4. Substantive outcomes could be forthcoming.
As I predicted in a Think Tank post last week, Mr. Obama’s visit yielded few substantive achievements. Still, the joint statement and other documents released during the trip all emphasized the progress and movement being made toward attaining long-sought objectives. The message from Mr. Obama and Mr. Modi is likely this: We’ve done all we can to bring these goals to the cusp of success. Now it’s time for our deputies to work out the remaining details.
5. The relationship still needs work.
All the bonhomie couldn’t obscure the tensions that continue to plague bilateral relations. Note that Mr. Modi commented on Sunday that India is an “independent country” and suggested that it wouldn’t be pressured into inking a climate deal. Recall the reported spat about security arrangements for Mr. Obama.
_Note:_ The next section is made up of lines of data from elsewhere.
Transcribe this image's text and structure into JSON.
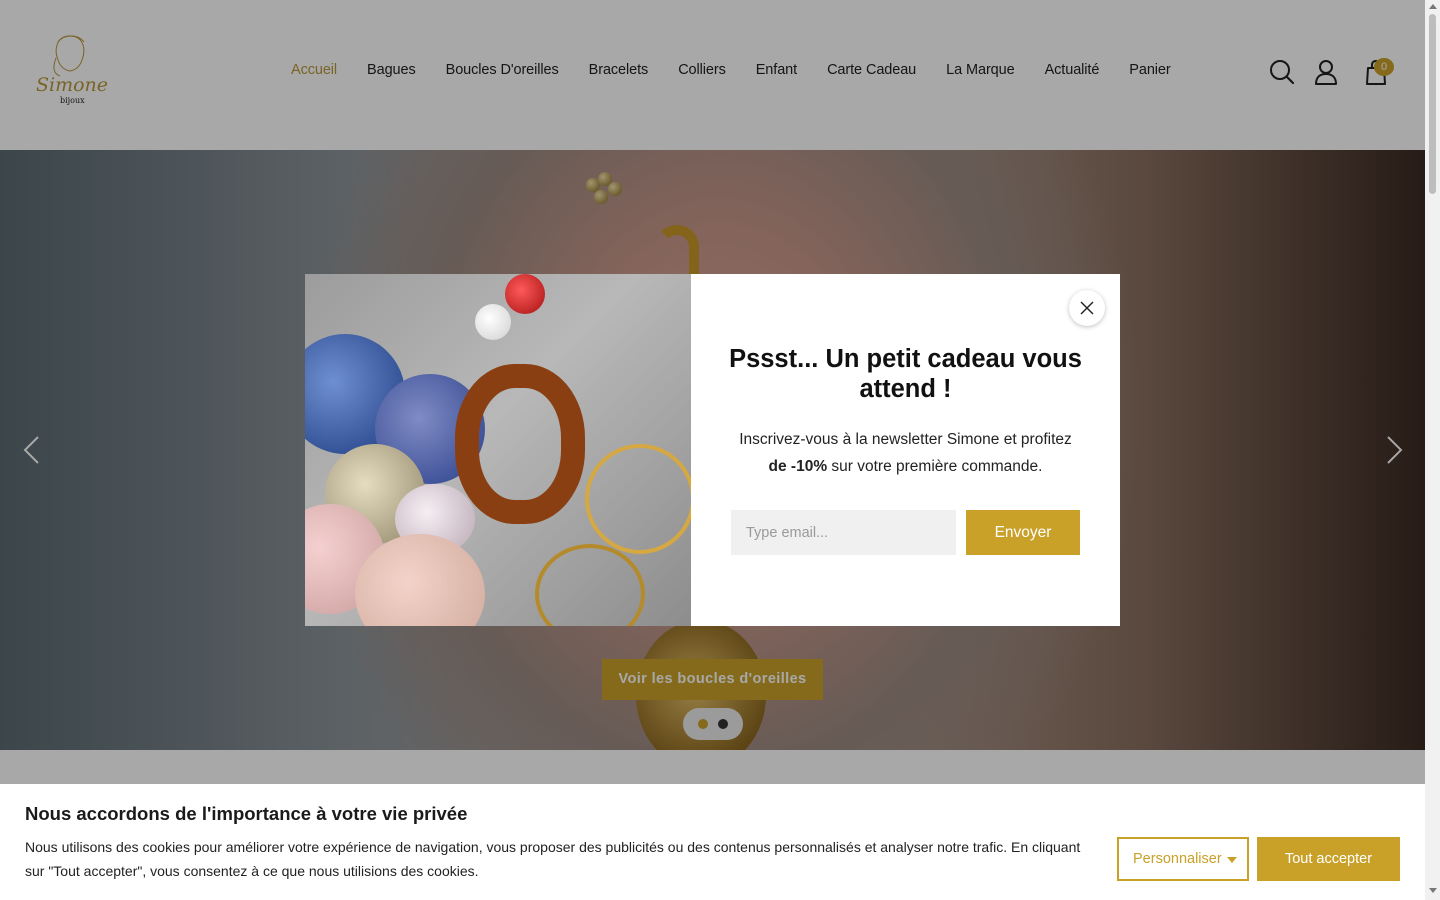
{
  "header": {
    "logo_name": "Simone",
    "logo_sub": "bijoux",
    "nav": [
      {
        "label": "Accueil",
        "active": true
      },
      {
        "label": "Bagues"
      },
      {
        "label": "Boucles D'oreilles"
      },
      {
        "label": "Bracelets"
      },
      {
        "label": "Colliers"
      },
      {
        "label": "Enfant"
      },
      {
        "label": "Carte Cadeau"
      },
      {
        "label": "La Marque"
      },
      {
        "label": "Actualité"
      },
      {
        "label": "Panier"
      }
    ],
    "icons": [
      "search-icon",
      "user-icon",
      "cart-icon"
    ],
    "cart_count": "0"
  },
  "hero": {
    "cta_label": "Voir les boucles d'oreilles",
    "slides_total": 2,
    "active_slide": 1
  },
  "popup": {
    "title": "Pssst... Un petit cadeau vous attend !",
    "text_before": "Inscrivez-vous à la newsletter Simone et profitez",
    "text_bold": "de -10%",
    "text_after": "sur votre première commande.",
    "email_placeholder": "Type email...",
    "submit_label": "Envoyer"
  },
  "cookie": {
    "title": "Nous accordons de l'importance à votre vie privée",
    "text": "Nous utilisons des cookies pour améliorer votre expérience de navigation, vous proposer des publicités ou des contenus personnalisés et analyser notre trafic. En cliquant sur \"Tout accepter\", vous consentez à ce que nous utilisions des cookies.",
    "customize_label": "Personnaliser",
    "accept_label": "Tout accepter"
  },
  "colors": {
    "accent": "#c9a128",
    "active_nav": "#b8963a",
    "overlay": "rgba(0,0,0,0.34)"
  }
}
Meanwhile, key tension points, including disagreements about Russia and treatment of U.S.-based Indian workers, were not resolved.
Speaking on Monday to American and Indian CEOs about economic relations, Mr. Obama effectively concluded that while progress has been made, there’s still much to be done.
The same holds for the relationship on the whole—no matter how tightly its top leaders may embrace.
The opinions expressed here are solely those of the author.
This article was originally published in The Wall Street Journal's Washington Wire.
About the Author
The Asia Program promotes policy debate and intellectual discussions on U.S. interests in the Asia-Pacific as well as political, economic, security, and social issues relating to the world’s most populous and economically dynamic region. Read more